Dataset:
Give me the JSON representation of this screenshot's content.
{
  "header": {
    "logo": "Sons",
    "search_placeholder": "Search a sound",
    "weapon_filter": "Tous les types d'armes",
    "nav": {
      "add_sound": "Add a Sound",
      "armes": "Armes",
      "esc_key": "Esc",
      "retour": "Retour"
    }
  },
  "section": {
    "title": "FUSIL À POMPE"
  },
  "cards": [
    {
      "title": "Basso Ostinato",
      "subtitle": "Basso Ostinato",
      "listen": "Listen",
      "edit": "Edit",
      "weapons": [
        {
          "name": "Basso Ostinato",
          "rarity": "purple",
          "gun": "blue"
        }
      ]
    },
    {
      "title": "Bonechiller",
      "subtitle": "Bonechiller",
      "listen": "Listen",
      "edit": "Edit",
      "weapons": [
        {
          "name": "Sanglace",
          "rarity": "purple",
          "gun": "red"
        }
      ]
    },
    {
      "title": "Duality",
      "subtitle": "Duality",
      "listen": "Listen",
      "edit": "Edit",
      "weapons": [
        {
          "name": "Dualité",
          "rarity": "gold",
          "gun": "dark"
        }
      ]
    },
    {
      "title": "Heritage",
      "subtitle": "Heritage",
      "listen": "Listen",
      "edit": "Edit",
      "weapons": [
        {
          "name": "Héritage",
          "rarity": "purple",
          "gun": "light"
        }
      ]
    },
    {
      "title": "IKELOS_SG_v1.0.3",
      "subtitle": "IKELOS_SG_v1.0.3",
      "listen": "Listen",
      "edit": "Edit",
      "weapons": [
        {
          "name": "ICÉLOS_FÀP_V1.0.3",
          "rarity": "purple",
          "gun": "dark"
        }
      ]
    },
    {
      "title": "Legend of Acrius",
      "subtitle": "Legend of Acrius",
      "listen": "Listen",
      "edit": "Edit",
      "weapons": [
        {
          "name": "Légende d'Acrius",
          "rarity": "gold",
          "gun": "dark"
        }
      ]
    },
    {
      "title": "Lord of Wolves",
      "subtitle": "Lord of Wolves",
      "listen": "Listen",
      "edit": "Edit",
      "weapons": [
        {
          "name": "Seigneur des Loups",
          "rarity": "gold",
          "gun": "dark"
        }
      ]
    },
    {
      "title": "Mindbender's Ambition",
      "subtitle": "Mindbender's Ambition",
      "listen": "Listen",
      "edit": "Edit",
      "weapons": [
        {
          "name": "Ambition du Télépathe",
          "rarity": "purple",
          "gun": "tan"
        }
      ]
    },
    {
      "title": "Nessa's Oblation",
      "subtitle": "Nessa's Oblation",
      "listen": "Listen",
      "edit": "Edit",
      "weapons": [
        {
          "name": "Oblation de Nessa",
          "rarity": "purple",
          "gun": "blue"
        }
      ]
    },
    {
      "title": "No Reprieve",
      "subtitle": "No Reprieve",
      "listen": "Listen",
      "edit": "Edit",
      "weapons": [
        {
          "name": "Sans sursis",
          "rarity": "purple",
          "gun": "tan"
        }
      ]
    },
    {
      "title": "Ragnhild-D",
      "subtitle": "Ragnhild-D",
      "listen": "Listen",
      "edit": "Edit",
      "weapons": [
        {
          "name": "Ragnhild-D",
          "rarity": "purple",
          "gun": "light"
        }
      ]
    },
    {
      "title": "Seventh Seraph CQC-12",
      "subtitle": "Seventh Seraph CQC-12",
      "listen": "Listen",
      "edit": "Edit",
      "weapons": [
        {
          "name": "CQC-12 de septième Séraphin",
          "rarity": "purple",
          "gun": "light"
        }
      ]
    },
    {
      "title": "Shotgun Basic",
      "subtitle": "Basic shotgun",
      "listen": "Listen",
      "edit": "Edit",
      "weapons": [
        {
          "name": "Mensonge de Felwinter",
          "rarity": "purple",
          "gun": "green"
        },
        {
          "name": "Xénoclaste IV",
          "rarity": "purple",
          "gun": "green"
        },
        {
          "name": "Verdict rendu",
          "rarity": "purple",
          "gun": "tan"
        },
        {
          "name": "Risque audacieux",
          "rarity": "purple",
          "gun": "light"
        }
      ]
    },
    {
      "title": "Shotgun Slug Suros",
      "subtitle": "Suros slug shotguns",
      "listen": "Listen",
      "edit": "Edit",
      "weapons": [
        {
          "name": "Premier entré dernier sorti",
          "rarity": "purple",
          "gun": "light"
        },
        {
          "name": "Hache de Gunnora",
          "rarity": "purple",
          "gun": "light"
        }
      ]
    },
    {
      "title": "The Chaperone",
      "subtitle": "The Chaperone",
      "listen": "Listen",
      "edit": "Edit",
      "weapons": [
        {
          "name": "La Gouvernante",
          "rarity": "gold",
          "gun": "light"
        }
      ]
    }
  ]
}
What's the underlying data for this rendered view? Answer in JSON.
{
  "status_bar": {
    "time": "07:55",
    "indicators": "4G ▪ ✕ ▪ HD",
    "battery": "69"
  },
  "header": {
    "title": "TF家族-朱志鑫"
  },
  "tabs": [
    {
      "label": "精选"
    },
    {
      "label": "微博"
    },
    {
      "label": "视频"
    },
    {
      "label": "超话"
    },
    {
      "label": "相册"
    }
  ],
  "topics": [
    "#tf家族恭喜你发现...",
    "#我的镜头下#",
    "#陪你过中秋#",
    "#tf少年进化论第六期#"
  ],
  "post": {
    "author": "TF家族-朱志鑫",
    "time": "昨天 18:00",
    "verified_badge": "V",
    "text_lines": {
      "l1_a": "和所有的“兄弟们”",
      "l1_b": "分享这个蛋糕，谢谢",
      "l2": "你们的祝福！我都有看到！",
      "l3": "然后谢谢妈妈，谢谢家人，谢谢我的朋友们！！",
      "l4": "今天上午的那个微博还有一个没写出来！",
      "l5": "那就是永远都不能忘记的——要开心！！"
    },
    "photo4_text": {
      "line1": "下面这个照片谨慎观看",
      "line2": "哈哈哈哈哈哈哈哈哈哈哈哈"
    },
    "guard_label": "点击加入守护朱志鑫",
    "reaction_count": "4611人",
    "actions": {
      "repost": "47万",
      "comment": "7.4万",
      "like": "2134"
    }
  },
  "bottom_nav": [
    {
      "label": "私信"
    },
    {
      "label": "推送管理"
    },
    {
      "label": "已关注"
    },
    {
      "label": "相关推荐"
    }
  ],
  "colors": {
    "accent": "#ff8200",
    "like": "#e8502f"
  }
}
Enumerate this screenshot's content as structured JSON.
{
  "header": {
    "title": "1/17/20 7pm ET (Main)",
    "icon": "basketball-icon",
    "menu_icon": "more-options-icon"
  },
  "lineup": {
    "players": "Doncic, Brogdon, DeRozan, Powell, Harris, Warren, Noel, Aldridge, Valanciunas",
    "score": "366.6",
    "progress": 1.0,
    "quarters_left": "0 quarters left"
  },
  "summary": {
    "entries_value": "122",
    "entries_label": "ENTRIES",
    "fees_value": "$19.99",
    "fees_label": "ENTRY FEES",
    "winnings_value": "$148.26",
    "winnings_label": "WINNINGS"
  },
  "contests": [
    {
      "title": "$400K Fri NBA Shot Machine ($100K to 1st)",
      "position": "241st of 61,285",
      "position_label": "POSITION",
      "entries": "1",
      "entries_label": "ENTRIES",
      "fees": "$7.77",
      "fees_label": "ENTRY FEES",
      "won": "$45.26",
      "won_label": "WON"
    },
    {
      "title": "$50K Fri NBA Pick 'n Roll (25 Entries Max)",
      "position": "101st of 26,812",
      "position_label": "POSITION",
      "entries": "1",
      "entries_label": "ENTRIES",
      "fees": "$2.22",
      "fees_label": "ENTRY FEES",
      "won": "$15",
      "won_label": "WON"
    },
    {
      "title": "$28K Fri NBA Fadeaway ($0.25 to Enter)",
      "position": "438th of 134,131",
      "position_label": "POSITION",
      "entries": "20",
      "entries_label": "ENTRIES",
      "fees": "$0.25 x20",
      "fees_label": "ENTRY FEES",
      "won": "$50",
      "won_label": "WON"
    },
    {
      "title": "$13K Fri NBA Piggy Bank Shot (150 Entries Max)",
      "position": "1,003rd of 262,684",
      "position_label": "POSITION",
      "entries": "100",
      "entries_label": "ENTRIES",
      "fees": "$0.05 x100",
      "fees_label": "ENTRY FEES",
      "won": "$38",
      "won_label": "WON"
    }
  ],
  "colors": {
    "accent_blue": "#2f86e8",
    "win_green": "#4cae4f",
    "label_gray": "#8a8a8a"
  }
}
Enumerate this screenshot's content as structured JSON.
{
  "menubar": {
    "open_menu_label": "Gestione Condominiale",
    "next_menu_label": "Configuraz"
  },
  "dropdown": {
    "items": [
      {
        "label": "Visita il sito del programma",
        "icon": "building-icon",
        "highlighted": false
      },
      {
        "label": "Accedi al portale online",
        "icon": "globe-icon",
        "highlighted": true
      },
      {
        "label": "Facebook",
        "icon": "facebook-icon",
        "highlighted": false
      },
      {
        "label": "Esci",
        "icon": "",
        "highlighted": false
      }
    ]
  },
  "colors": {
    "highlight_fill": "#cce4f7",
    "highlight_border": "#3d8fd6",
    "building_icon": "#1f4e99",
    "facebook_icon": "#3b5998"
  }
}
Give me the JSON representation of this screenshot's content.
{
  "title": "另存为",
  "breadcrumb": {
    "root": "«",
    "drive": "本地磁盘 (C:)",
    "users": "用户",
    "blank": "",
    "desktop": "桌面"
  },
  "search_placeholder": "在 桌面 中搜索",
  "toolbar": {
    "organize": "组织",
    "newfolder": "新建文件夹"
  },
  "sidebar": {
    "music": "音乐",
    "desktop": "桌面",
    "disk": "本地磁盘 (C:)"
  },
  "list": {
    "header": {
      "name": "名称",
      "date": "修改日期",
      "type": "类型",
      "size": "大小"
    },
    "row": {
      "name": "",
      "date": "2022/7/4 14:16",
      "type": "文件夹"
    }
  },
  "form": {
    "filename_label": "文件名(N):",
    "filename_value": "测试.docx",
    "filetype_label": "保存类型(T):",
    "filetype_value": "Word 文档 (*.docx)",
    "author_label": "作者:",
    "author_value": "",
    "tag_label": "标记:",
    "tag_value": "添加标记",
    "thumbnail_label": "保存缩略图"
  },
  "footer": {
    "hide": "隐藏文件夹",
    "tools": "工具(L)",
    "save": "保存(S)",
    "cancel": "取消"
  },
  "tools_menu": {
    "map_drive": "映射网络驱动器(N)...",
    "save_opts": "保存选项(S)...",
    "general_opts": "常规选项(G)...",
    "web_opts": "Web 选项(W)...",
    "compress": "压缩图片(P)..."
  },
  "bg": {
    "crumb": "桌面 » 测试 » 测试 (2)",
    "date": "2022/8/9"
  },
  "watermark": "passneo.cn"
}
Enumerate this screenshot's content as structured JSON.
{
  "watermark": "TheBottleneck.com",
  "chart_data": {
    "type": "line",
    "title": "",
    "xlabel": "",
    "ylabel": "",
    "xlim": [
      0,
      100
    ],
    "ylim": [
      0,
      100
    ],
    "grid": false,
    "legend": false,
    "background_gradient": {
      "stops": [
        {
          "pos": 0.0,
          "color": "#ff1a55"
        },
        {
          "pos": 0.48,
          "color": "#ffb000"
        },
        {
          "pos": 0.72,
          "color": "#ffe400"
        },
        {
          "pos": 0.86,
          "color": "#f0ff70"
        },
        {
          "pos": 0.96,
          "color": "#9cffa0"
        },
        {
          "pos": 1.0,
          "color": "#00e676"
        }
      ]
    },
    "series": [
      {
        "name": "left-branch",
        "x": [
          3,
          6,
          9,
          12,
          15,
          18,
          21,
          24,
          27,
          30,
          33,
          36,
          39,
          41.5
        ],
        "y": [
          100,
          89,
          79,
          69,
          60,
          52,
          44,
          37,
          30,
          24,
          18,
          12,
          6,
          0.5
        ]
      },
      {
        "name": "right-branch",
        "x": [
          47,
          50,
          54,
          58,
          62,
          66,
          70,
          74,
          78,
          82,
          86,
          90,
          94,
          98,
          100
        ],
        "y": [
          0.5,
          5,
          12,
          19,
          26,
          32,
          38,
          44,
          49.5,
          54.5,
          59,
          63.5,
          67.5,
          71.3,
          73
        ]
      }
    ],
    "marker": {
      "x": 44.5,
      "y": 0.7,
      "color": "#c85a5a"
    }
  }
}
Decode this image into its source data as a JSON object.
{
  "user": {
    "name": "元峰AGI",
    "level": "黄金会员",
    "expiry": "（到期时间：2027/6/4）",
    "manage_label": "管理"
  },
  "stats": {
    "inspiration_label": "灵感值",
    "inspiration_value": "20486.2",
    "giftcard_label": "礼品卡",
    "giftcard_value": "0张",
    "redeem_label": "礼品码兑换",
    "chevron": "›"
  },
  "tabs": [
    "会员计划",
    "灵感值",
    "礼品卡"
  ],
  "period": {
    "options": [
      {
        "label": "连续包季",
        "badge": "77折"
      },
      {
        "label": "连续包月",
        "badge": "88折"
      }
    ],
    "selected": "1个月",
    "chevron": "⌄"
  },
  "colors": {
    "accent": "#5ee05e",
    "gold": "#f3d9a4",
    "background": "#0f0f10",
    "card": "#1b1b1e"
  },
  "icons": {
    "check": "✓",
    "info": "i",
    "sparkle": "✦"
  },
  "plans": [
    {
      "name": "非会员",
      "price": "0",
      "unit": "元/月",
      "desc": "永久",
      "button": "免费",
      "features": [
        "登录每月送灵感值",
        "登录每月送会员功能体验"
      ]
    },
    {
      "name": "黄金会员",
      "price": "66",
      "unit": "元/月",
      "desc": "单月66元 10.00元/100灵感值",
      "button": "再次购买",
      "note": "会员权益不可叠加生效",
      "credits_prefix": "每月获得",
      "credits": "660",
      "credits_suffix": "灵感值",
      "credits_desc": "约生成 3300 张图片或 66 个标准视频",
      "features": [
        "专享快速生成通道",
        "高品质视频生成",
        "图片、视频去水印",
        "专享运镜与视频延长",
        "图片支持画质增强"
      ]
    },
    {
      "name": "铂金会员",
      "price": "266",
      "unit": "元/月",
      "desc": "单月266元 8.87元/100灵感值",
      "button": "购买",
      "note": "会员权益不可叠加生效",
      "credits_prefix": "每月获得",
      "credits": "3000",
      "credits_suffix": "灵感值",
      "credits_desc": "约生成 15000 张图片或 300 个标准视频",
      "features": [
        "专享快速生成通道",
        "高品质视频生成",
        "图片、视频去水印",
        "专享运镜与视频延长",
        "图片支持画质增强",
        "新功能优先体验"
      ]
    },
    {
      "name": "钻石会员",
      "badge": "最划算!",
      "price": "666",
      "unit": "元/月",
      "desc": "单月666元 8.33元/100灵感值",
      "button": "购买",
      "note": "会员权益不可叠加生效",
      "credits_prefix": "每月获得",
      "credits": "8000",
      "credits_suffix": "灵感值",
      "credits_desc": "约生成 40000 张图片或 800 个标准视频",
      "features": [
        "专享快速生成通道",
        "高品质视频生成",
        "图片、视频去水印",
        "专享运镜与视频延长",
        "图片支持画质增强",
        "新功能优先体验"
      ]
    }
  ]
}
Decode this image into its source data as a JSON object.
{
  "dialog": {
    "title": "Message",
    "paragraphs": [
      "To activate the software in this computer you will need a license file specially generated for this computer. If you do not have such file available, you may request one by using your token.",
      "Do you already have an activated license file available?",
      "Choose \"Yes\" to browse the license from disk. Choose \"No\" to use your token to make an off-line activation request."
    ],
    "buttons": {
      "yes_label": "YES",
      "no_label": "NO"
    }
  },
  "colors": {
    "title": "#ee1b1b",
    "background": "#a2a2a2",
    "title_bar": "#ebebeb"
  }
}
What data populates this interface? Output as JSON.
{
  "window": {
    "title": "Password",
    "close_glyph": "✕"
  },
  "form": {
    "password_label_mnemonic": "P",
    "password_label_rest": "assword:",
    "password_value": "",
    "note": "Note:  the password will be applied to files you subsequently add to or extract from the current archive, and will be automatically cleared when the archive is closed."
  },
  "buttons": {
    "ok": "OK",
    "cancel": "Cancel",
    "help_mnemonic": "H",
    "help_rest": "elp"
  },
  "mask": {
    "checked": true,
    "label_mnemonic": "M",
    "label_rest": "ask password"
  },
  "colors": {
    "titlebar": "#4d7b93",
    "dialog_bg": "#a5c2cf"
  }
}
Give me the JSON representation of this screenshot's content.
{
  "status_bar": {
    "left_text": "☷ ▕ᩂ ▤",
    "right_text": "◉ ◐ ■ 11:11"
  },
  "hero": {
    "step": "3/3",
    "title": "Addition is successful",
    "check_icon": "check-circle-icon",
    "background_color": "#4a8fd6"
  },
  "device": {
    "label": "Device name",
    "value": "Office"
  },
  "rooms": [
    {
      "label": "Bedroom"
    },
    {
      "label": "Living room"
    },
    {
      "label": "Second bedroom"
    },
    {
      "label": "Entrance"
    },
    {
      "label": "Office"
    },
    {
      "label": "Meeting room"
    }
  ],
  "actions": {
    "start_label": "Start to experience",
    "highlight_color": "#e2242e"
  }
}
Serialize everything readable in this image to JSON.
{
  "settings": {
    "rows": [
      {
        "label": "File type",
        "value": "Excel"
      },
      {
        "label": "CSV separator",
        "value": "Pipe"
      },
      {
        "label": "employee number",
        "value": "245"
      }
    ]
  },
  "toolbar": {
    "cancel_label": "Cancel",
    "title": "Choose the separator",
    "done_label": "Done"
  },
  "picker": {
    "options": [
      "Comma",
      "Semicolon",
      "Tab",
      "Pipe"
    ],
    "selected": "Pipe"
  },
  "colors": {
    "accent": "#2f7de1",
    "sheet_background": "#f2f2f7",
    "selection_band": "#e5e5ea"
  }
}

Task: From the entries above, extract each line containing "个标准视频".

Task result:
      "credits_desc": "约生成 3300 张图片或 66 个标准视频",
      "credits_desc": "约生成 15000 张图片或 300 个标准视频",
      "credits_desc": "约生成 40000 张图片或 800 个标准视频",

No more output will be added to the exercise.